Modification. The amount of child support ordered by the court may be either increased or decreased based on a “material change of circumstances.” One of the parents must request the change by a formal motion to the court.
Termination. The child support obligation ends upon the emancipation of the child. This occurs when the child reaches the age of 18, enters into a valid marriage, is on active duty with the armed forces, or has willingly lived separate and apart from his or her parents with the parents’ consent and is capable of supporting himself or herself. However, child support will continue for a child who is over the age of 18 if he or she is a full-time high school student, not self-supporting, and living in the home of the parent seeking or receiving child support.
Child Custody and Visitation
Virginia law favors neither the mother nor the father. Rather, the law looks at the relationship each parent has with the child. While grandparents and others may seek custody, there is a presumption in favor of the natural parents. The law allows for several different types of custodial arrangements.
Sole Custody. Pursuant to the Virginia Code, “sole custody” means that one person retains responsibility for the care and control of a child and has primary authority to make decisions concerning the child.
Joint Custody. Virginia Code provides that “Joint custody” means (1) joint legal custody where both parents retain joint responsibility for the care and control of the child and joint authority to make decisions concerning the child even though the child’s primary residence may be with only one parent; (2) joint physical custody where both parents share physical and custodial care of the child; or (3) any combination of joint legal and joint physical custody that the court deems to be in the best interests of the child.

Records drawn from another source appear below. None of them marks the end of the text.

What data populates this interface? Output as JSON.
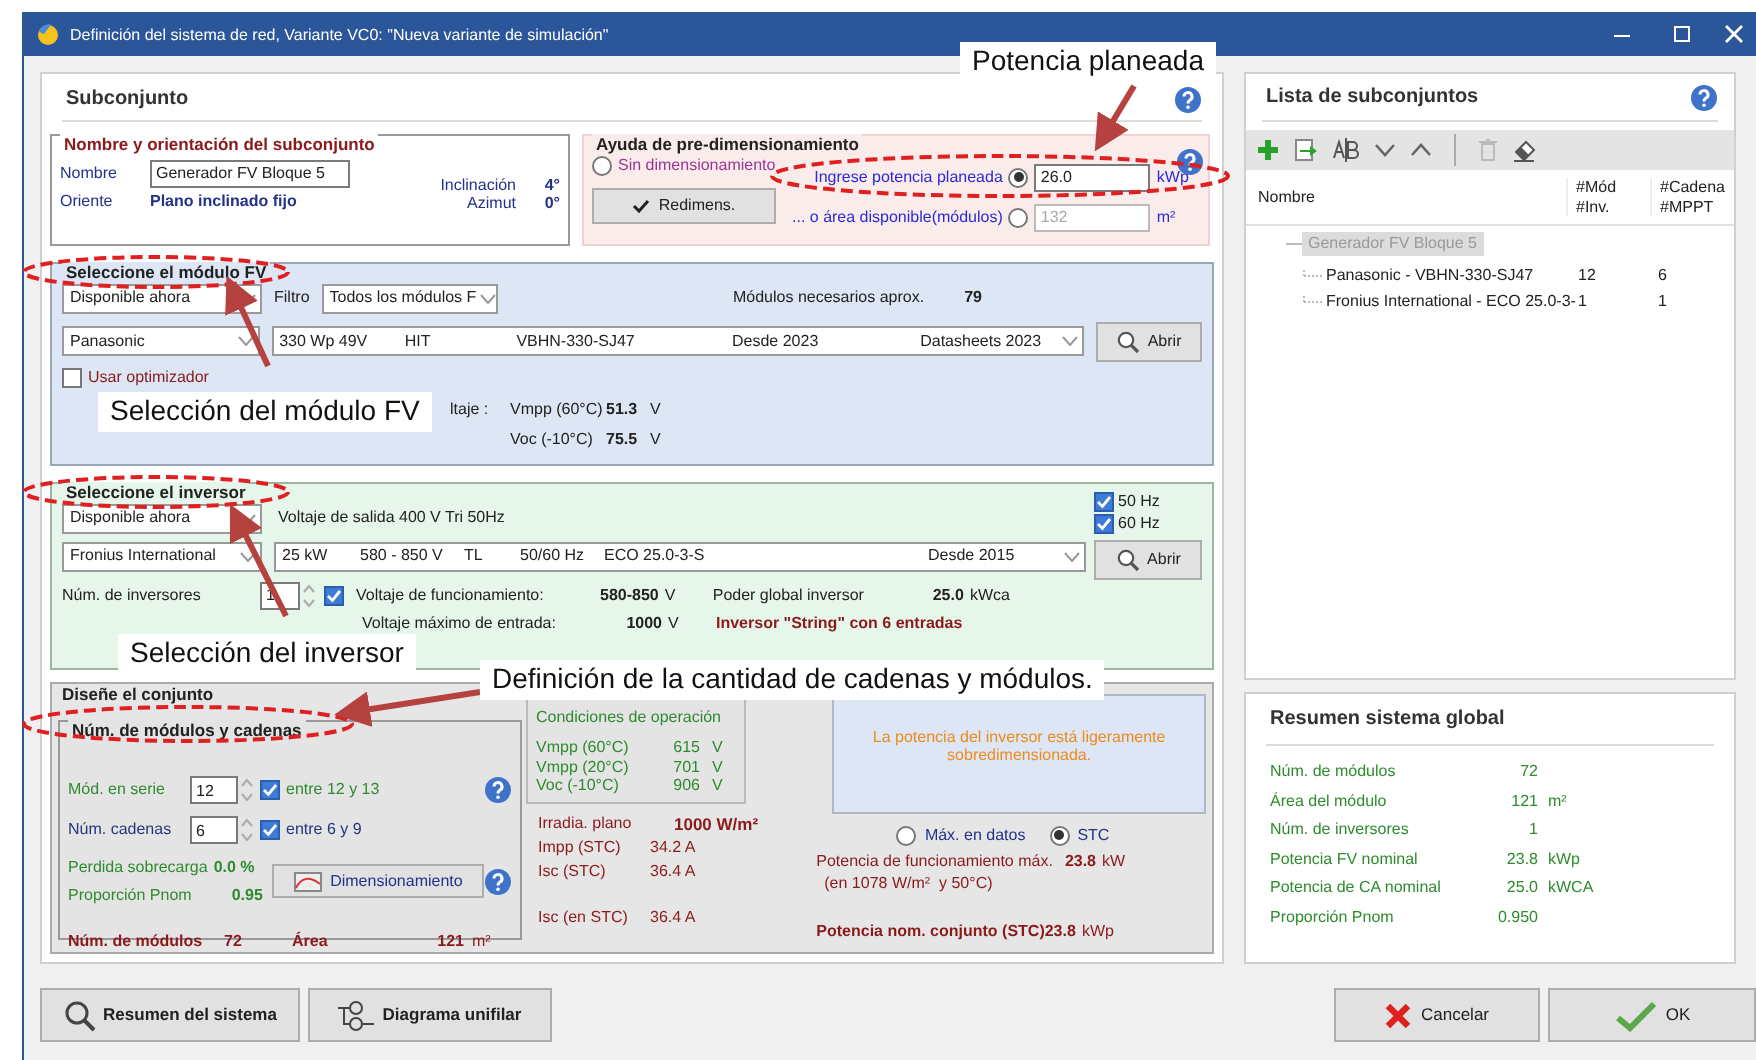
{
  "window": {
    "title": "Definición del sistema de red, Variante VC0:   \"Nueva variante de simulación\""
  },
  "subarray": {
    "title": "Subconjunto"
  },
  "name_orientation": {
    "legend": "Nombre y orientación del subconjunto",
    "name_label": "Nombre",
    "name_value": "Generador FV Bloque 5",
    "orient_label": "Oriente",
    "orient_value": "Plano inclinado fijo",
    "tilt_label": "Inclinación",
    "tilt_value": "4°",
    "azimuth_label": "Azimut",
    "azimuth_value": "0°"
  },
  "presizing": {
    "legend": "Ayuda de pre-dimensionamiento",
    "options": [
      {
        "kind": "plain",
        "label": "Sin dimensionamiento",
        "selected": false
      },
      {
        "kind": "field",
        "label": "Ingrese potencia planeada",
        "selected": true,
        "value": "26.0",
        "unit": "kWp"
      },
      {
        "kind": "field",
        "label": "... o área disponible(módulos)",
        "selected": false,
        "value": "132",
        "unit": "m²"
      }
    ],
    "button": "Redimens."
  },
  "module": {
    "legend": "Seleccione el módulo FV",
    "availability": "Disponible ahora",
    "filter_label": "Filtro",
    "filter": "Todos los módulos F",
    "needed_label": "Módulos necesarios aprox.",
    "needed_value": "79",
    "manufacturer": "Panasonic",
    "model_fields": [
      "330 Wp 49V",
      "HIT",
      "VBHN-330-SJ47",
      "Desde 2023",
      "Datasheets 2023"
    ],
    "open_button": "Abrir",
    "optimizer": {
      "label": "Usar optimizador",
      "checked": false
    },
    "voltage_label": "ltaje :",
    "voltages": [
      {
        "label": "Vmpp (60°C)",
        "value": "51.3",
        "unit": "V"
      },
      {
        "label": "Voc (-10°C)",
        "value": "75.5",
        "unit": "V"
      }
    ]
  },
  "inverter": {
    "legend": "Seleccione el inversor",
    "availability": "Disponible ahora",
    "output_voltage": "Voltaje de salida 400 V Tri 50Hz",
    "frequencies": [
      {
        "label": "50 Hz",
        "checked": true
      },
      {
        "label": "60 Hz",
        "checked": true
      }
    ],
    "manufacturer": "Fronius International",
    "model_fields": [
      "25 kW",
      "580 - 850 V",
      "TL",
      "50/60 Hz",
      "ECO 25.0-3-S",
      "Desde 2015"
    ],
    "open_button": "Abrir",
    "count_label": "Núm. de inversores",
    "count_value": "1",
    "operating": {
      "checked": true,
      "label": "Voltaje de funcionamiento:",
      "value": "580-850",
      "unit": "V"
    },
    "global_power_label": "Poder global inversor",
    "global_power_value": "25.0",
    "global_power_unit": "kWca",
    "max_voltage_label": "Voltaje máximo de entrada:",
    "max_voltage_value": "1000",
    "max_voltage_unit": "V",
    "string_note": "Inversor \"String\" con 6 entradas"
  },
  "design": {
    "legend": "Diseñe el conjunto",
    "strings_legend": "Núm. de módulos y cadenas",
    "inputs": [
      {
        "label": "Mód. en serie",
        "value": "12",
        "checked": true,
        "range": "entre 12 y 13",
        "color": "#2e8b2e"
      },
      {
        "label": "Núm. cadenas",
        "value": "6",
        "checked": true,
        "range": "entre 6 y 9",
        "color": "#26357f"
      }
    ],
    "overload_label": "Perdida sobrecarga",
    "overload_value": "0.0 %",
    "pnom_label": "Proporción Pnom",
    "pnom_value": "0.95",
    "sizing_button": "Dimensionamiento",
    "modules_label": "Núm. de módulos",
    "modules_value": "72",
    "area_label": "Área",
    "area_value": "121",
    "area_unit": "m²",
    "operating_conditions": {
      "title": "Condiciones de operación",
      "rows": [
        {
          "label": "Vmpp (60°C)",
          "value": "615",
          "unit": "V"
        },
        {
          "label": "Vmpp (20°C)",
          "value": "701",
          "unit": "V"
        },
        {
          "label": "Voc (-10°C)",
          "value": "906",
          "unit": "V"
        }
      ]
    },
    "stc": [
      {
        "label": "Irradia. plano",
        "value": "1000 W/m²",
        "kind": "bold"
      },
      {
        "label": "Impp (STC)",
        "value": "34.2 A",
        "kind": "plain"
      },
      {
        "label": "Isc (STC)",
        "value": "36.4 A",
        "kind": "plain"
      },
      {
        "label": "Isc (en STC)",
        "value": "36.4 A",
        "kind": "spaced"
      }
    ],
    "warning": "La potencia del inversor está ligeramente sobredimensionada.",
    "power_modes": [
      {
        "label": "Máx. en datos",
        "selected": false
      },
      {
        "label": "STC",
        "selected": true
      }
    ],
    "max_power_label": "Potencia de funcionamiento máx.",
    "max_power_value": "23.8",
    "max_power_unit": "kW",
    "max_power_note": "(en 1078 W/m²  y 50°C)",
    "nominal_label": "Potencia nom. conjunto (STC)",
    "nominal_value": "23.8",
    "nominal_unit": "kWp"
  },
  "subarray_list": {
    "title": "Lista de subconjuntos",
    "columns": [
      "Nombre",
      "#Mód\n#Inv.",
      "#Cadena\n#MPPT"
    ],
    "tree": [
      {
        "label": "Generador FV Bloque 5",
        "selected": true,
        "children": [
          {
            "label": "Panasonic - VBHN-330-SJ47",
            "column_2": "12",
            "column_3": "6"
          },
          {
            "label": "Fronius International - ECO 25.0-3-",
            "column_2": "1",
            "column_3": "1"
          }
        ]
      }
    ]
  },
  "summary": {
    "title": "Resumen sistema global",
    "rows": [
      {
        "label": "Núm. de módulos",
        "value": "72"
      },
      {
        "label": "Área del módulo",
        "value": "121",
        "unit": "m²"
      },
      {
        "label": "Núm. de inversores",
        "value": "1"
      },
      {
        "label": "Potencia FV nominal",
        "value": "23.8",
        "unit": "kWp"
      },
      {
        "label": "Potencia de CA nominal",
        "value": "25.0",
        "unit": "kWCA"
      },
      {
        "label": "Proporción Pnom",
        "value": "0.950"
      }
    ]
  },
  "buttons": [
    {
      "label": "Resumen del sistema",
      "kind": "search"
    },
    {
      "label": "Diagrama unifilar",
      "kind": "diagram"
    },
    {
      "label": "Cancelar",
      "kind": "cancel"
    },
    {
      "label": "OK",
      "kind": "ok"
    }
  ],
  "annotations": [
    {
      "text": "Potencia planeada"
    },
    {
      "text": "Selección del módulo FV"
    },
    {
      "text": "Selección del inversor"
    },
    {
      "text": "Definición de la cantidad de cadenas y módulos."
    }
  ]
}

Shared Custody. In general, “shared custody” refers to arrangements in which the parents willingly share child care responsibilities and decisions concerning the needs of the child. In the child support context, the shared custody child support guidelines will apply when each parent has physical custody of a child for more than 90 days.
Split Custody. “Split custody” refers to an arrangement in which each parent has primary or sole custody of one or more of the children. Split custody arrangements may only occur in families that have two or more children.
Divided Custody. “Divided custody” refers to an arrangement in which a child lives alternatively with one parent and then the other for specified periods of time, with each parent having primary custody rights while the child resides with that parent.
Grandparent / Stepparent Custody and Visitation
Virginia law allows any “person with a legitimate interest” (ex., grandparents, stepparents, step-grandparents, former stepparents, blood relatives, and family members) to petition for custody or visitation.
Adoption is the process whereby children who have been permanently and legally separated from their birth parents are placed with new parents. The adoptive parents are granted the same rights and obligations as biological parents, while the rights and obligations of the biological parents are terminated. Virginia law permits only two types of placements for adoption: (1) those made by duly authorized agencies (i.e., public social services departments, private licensed child-placing agencies), and (2) those made by birth parents or legal guardians.
Prenuptial and Postnuptial Agreements
Virginia law permits couples to enter into written agreements before or during the marriage to set forth certain stipulations as to spousal support or how assets should be allocated in the event of separation and divorce. Couples with significant premarital assets that they wish to protect may find such agreements advantageous.